As it was mentioned in the lecture, the Roman Empire was a set of institutions. What is more, existing governments are partially based on these sets of institutions because the existing political systems emerged from an interpretation of those systems that existed in the Roman Empire. Crone compares the pre-industrial societies based on self-help to existing ones. However, the laws that existed in the Roman Empire were in some ways very similar to modern ones; for example, unlike the case in other pre-industrial societies, it was impossible to steal something and go scot-free. Although Polybius argues that the system of the Empire was perfect, it was not entirely democratic as the Senate was by far the most powerful element.
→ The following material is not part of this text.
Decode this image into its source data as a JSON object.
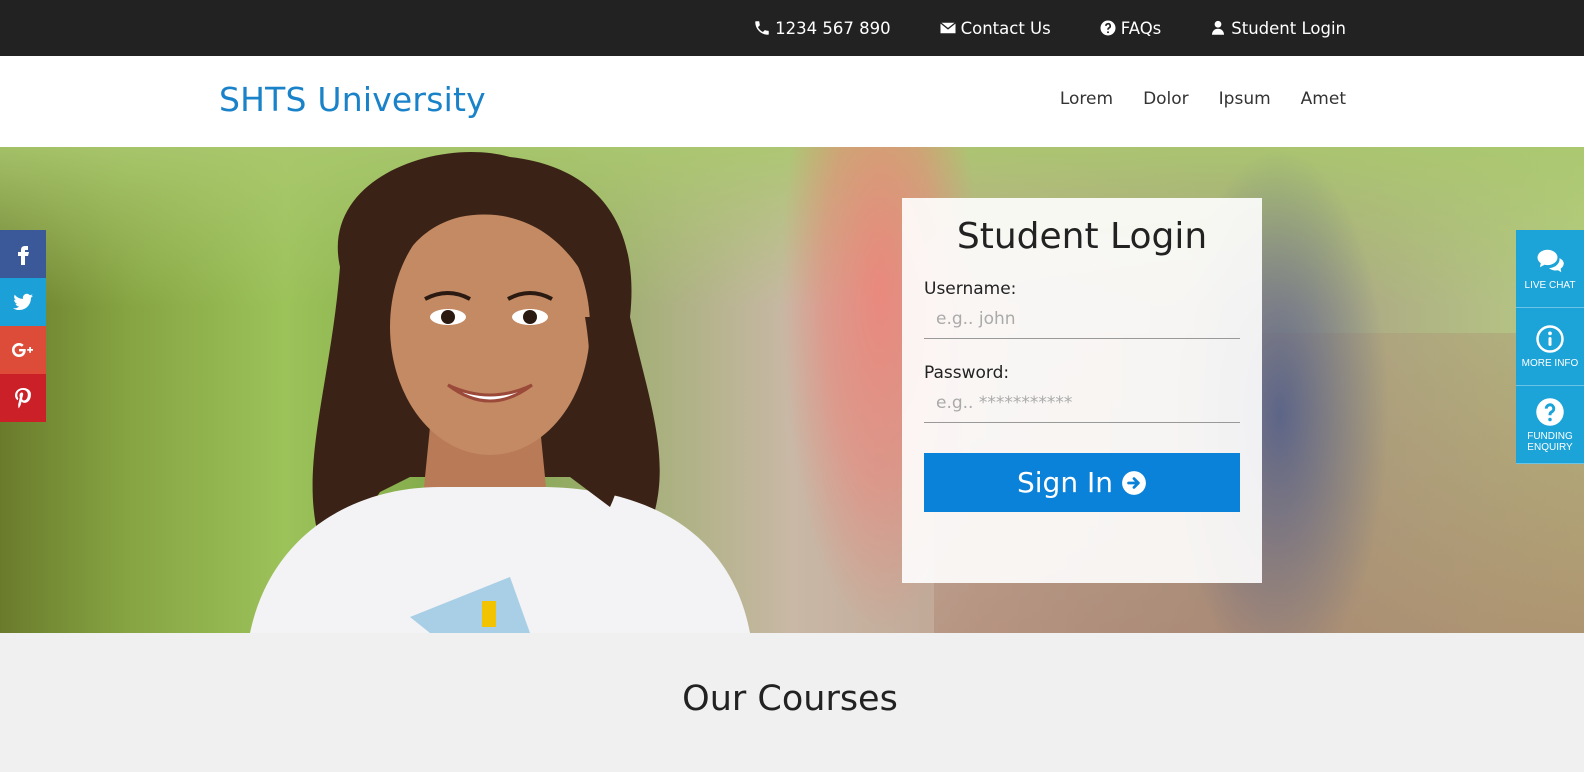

Since it had so much power, other parts (the consuls and the people) were dependent; this sometimes led to abuse of authority.
Moreover, it seems that consuls were the most dependent branch, although their tasks and duties were also crucial for the well-being and safety of the Empire. Although the Empire tried to balance between the three main executives, the Senate still was the most influential and powerful one. This proves that the Empire was not as balanced as it wanted to appear. I do agree with student A and student B that Polybius tried to remain neutral when describing the Empire because he provided wide-ranging facts and details for his reader. He is a good source because he was a witness of that time, and he tried to describe facts as they were (at least partially). However, I do not agree with student A that his investigation was unbiased. First, Polybius lived in better conditions compared to other hostages, which implies that he was treated more or less equally, which influenced his perception of the Government. Second, Polybius does not explicitly state any weaknesses of the Empire but only argues how perfect and unbreakable it is. As we know, this Empire eventually crumbled and fell.